[Stored items]
━━━━

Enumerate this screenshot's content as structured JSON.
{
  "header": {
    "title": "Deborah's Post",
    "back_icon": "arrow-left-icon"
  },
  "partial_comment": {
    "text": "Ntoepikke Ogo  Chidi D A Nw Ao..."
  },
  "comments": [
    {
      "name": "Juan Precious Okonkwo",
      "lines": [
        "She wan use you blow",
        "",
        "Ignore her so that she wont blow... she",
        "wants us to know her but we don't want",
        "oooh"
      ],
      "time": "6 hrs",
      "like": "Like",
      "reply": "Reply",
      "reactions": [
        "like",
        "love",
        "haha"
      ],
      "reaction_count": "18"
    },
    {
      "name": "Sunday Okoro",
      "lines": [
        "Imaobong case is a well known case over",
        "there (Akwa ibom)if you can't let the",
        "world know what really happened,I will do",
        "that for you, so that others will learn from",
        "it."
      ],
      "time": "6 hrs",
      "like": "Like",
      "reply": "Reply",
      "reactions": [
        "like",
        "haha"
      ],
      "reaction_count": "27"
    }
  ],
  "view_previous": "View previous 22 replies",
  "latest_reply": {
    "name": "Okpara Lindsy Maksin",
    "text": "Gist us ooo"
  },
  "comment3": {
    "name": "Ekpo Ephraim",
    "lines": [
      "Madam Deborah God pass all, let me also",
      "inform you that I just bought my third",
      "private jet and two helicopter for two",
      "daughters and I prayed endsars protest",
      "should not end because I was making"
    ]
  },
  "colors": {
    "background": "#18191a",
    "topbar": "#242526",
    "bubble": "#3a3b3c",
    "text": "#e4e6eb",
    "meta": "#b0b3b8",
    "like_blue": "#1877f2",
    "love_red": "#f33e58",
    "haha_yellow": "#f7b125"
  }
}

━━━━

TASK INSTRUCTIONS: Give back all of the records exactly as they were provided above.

RESULT FOR THIS TASK:
Enumerate this screenshot's content as structured JSON.
{
  "header": {
    "title": "Deborah's Post",
    "back_icon": "arrow-left-icon"
  },
  "partial_comment": {
    "text": "Ntoepikke Ogo  Chidi D A Nw Ao..."
  },
  "comments": [
    {
      "name": "Juan Precious Okonkwo",
      "lines": [
        "She wan use you blow",
        "",
        "Ignore her so that she wont blow... she",
        "wants us to know her but we don't want",
        "oooh"
      ],
      "time": "6 hrs",
      "like": "Like",
      "reply": "Reply",
      "reactions": [
        "like",
        "love",
        "haha"
      ],
      "reaction_count": "18"
    },
    {
      "name": "Sunday Okoro",
      "lines": [
        "Imaobong case is a well known case over",
        "there (Akwa ibom)if you can't let the",
        "world know what really happened,I will do",
        "that for you, so that others will learn from",
        "it."
      ],
      "time": "6 hrs",
      "like": "Like",
      "reply": "Reply",
      "reactions": [
        "like",
        "haha"
      ],
      "reaction_count": "27"
    }
  ],
  "view_previous": "View previous 22 replies",
  "latest_reply": {
    "name": "Okpara Lindsy Maksin",
    "text": "Gist us ooo"
  },
  "comment3": {
    "name": "Ekpo Ephraim",
    "lines": [
      "Madam Deborah God pass all, let me also",
      "inform you that I just bought my third",
      "private jet and two helicopter for two",
      "daughters and I prayed endsars protest",
      "should not end because I was making"
    ]
  },
  "colors": {
    "background": "#18191a",
    "topbar": "#242526",
    "bubble": "#3a3b3c",
    "text": "#e4e6eb",
    "meta": "#b0b3b8",
    "like_blue": "#1877f2",
    "love_red": "#f33e58",
    "haha_yellow": "#f7b125"
  }
}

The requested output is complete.